Centuries ago, the Silk Road was a critical network connecting East and West, with linkages across trade, culture, and politics. That network has been revived — and 20 years into its rebirth, the New Silk Road presents particularly dynamic opportunities.
Oliver Wyman will dig deeper into factors reshaping the New Silk Road in a series of executive roundtables across the region’s key cities. Senior business leaders, government officials, and entrepreneurs will join us to identify the risks, opportunities, business structures, and governance models impacting the region’s growth.
How to define the New Silk Road
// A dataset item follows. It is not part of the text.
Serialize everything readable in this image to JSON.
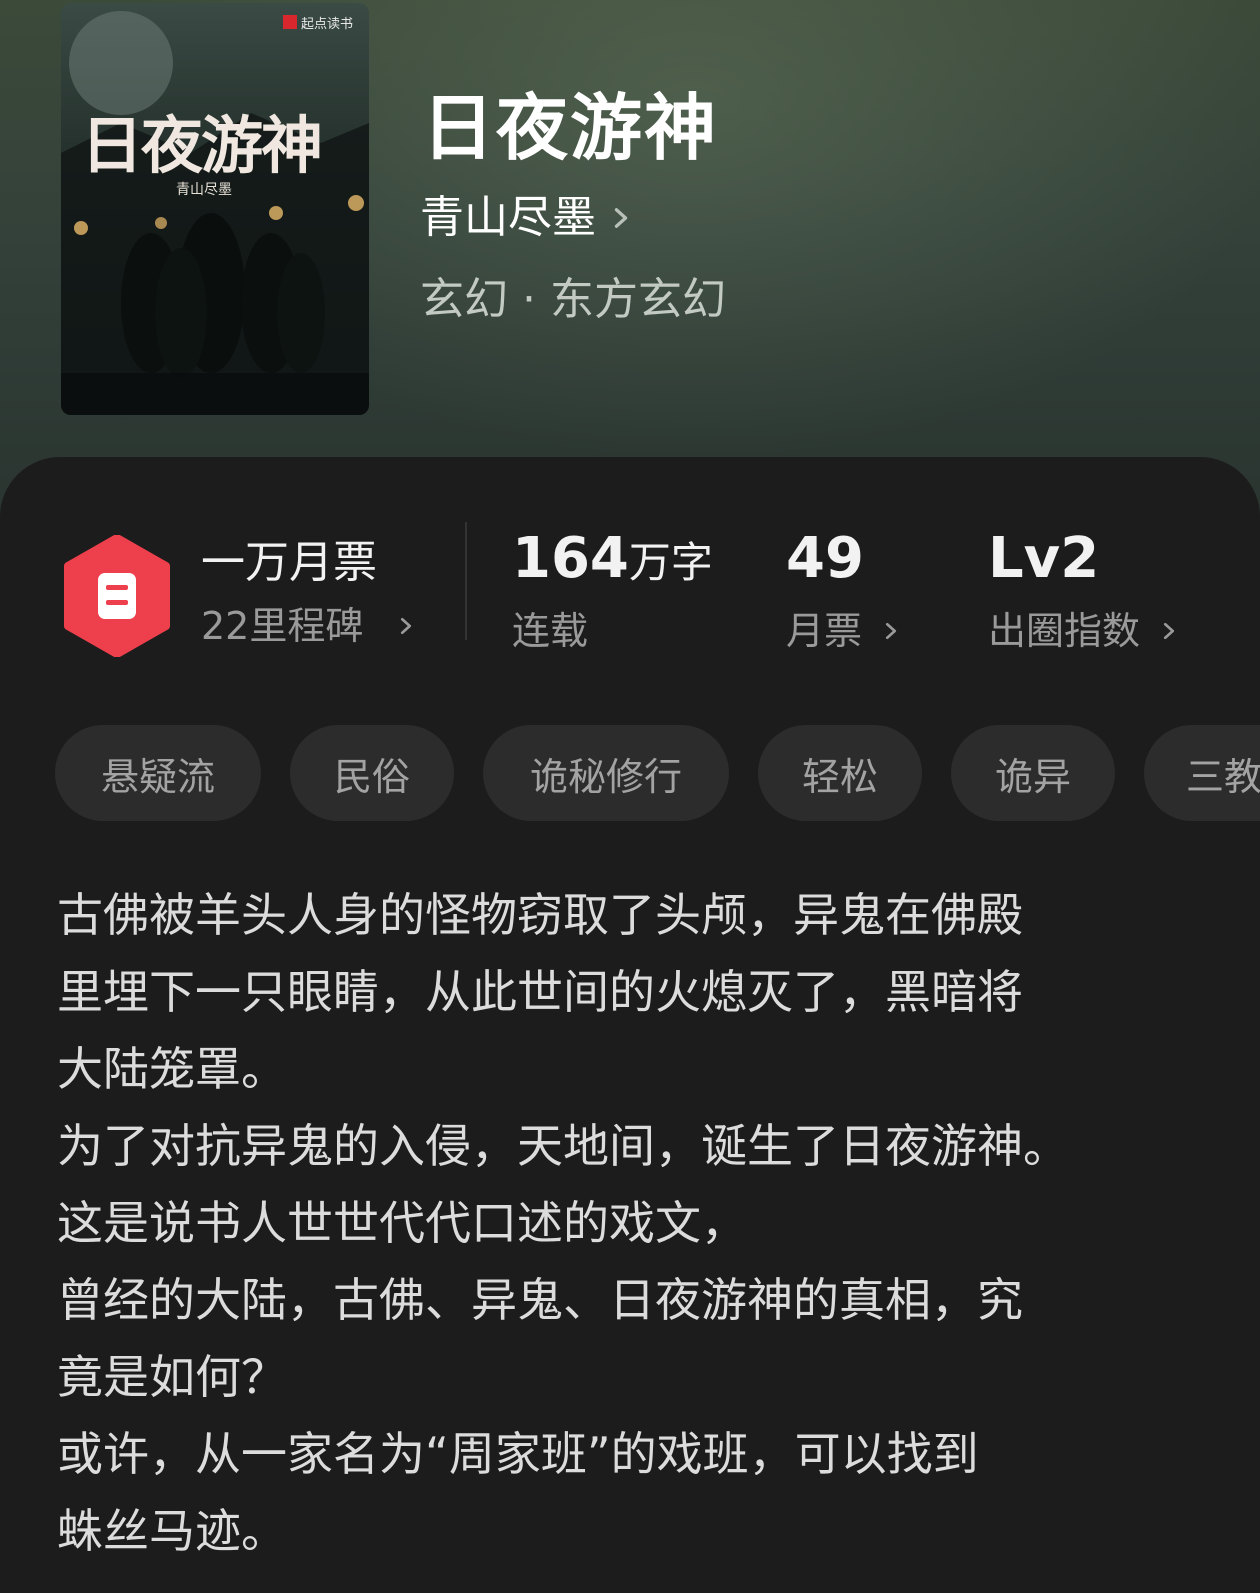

The modern Silk Road covers Asia and the Middle East. However, our research focuses on the major economies of Central Asia, East Asia, Southeast Asia, South Asia, the Middle East, and North Africa, which collectively account for 95% of the region’s gross domestic product and are highly integrated into the regional economy.
Why the New Silk Road matters
The modern Silk Road is home to eight out of the world’s top 20 economies. The region’s share of global GDP climbed to 40%, up from 29% in the 1990s, and we estimate it will reach 48% by 2040. The number of Fortune 500 companies based in the region has similarly grown to 221 — almost half of the total.
The region will have a significant impact on economic and political policies influencing energy and supply chain markets. Its global export share is 86% for semiconductors, 65% for clothing, and 40% for oil. The mobility of its 4.9 billion-strong population will also shape cross-border transport networks, especially regarding aviation, with more than 65% of the international flights that take off from the region destined for other Silk Road countries.
In The New Silk Road, we identify a series of no-regret moves that companies and governments can consider today to capture these opportunities. These include:
• Pick your corridors
• Understand national priorities
• Identify opportunities holistically
• Find the right partners
• Tackle company silos
• Manage your talent
• Revisit trade and investment agreements
• Leverage the strength of sovereign wealth funds (SWFs)
• Facilitate trade, investment, and technology flows
• Focus on the role of development funds
• Support the private sector
The pathways to opportunity along the dynamic New Silk Road are abundant, but ever-changing. We believe the no-regret moves outlined in this white paper will help both the private and public sectors to cement their positions and maximize impact across the region.